(Data)
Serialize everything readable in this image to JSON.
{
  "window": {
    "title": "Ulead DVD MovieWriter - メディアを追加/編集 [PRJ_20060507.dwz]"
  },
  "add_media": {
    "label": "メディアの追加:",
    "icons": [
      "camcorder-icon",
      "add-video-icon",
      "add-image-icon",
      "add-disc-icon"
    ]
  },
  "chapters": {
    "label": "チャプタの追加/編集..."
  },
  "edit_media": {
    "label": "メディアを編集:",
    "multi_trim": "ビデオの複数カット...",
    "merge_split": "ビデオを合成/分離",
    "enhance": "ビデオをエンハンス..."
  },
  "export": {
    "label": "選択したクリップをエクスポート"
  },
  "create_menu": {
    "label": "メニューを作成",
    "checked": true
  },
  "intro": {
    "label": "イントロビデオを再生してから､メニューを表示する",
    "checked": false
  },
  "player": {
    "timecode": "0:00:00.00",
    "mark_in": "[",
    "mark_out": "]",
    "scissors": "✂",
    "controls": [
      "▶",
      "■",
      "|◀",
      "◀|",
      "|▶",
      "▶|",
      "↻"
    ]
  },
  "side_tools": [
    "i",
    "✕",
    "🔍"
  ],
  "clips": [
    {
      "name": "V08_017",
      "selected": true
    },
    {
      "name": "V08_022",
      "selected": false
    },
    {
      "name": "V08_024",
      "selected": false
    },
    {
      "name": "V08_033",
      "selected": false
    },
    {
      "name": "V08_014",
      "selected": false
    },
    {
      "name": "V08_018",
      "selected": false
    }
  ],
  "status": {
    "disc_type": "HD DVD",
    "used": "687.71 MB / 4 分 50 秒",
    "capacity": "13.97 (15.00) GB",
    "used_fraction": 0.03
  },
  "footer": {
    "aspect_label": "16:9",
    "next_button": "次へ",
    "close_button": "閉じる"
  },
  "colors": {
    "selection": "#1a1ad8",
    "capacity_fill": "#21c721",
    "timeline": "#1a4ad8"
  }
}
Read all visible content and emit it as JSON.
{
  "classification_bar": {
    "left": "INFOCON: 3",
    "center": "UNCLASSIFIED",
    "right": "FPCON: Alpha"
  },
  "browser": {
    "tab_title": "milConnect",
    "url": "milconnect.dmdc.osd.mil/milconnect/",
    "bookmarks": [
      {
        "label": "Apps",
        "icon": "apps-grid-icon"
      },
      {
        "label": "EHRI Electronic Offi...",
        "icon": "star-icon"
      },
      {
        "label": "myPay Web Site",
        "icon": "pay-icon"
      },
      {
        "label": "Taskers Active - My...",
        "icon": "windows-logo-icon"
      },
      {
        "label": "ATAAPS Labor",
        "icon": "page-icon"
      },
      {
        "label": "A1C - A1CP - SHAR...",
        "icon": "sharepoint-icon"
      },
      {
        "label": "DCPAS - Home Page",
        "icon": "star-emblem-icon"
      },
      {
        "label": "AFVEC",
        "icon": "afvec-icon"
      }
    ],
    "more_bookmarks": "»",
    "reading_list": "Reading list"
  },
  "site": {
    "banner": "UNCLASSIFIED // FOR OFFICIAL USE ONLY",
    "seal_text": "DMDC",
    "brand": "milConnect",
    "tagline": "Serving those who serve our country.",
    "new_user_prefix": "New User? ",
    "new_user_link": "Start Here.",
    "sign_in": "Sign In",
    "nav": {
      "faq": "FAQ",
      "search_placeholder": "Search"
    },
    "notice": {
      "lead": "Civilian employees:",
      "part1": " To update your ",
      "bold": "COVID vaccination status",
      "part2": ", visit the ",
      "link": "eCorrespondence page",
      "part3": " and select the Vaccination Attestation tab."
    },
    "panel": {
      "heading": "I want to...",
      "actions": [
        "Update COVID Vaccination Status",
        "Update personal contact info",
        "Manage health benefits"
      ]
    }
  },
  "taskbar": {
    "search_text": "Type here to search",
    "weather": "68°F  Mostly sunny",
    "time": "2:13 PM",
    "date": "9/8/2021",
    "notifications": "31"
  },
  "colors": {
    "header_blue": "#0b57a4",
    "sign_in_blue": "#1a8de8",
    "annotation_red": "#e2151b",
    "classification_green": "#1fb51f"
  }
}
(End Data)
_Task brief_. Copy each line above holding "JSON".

_Finished exercise_.
Serialize everything readable in this image to JSON.
Read all visible content and emit it as JSON.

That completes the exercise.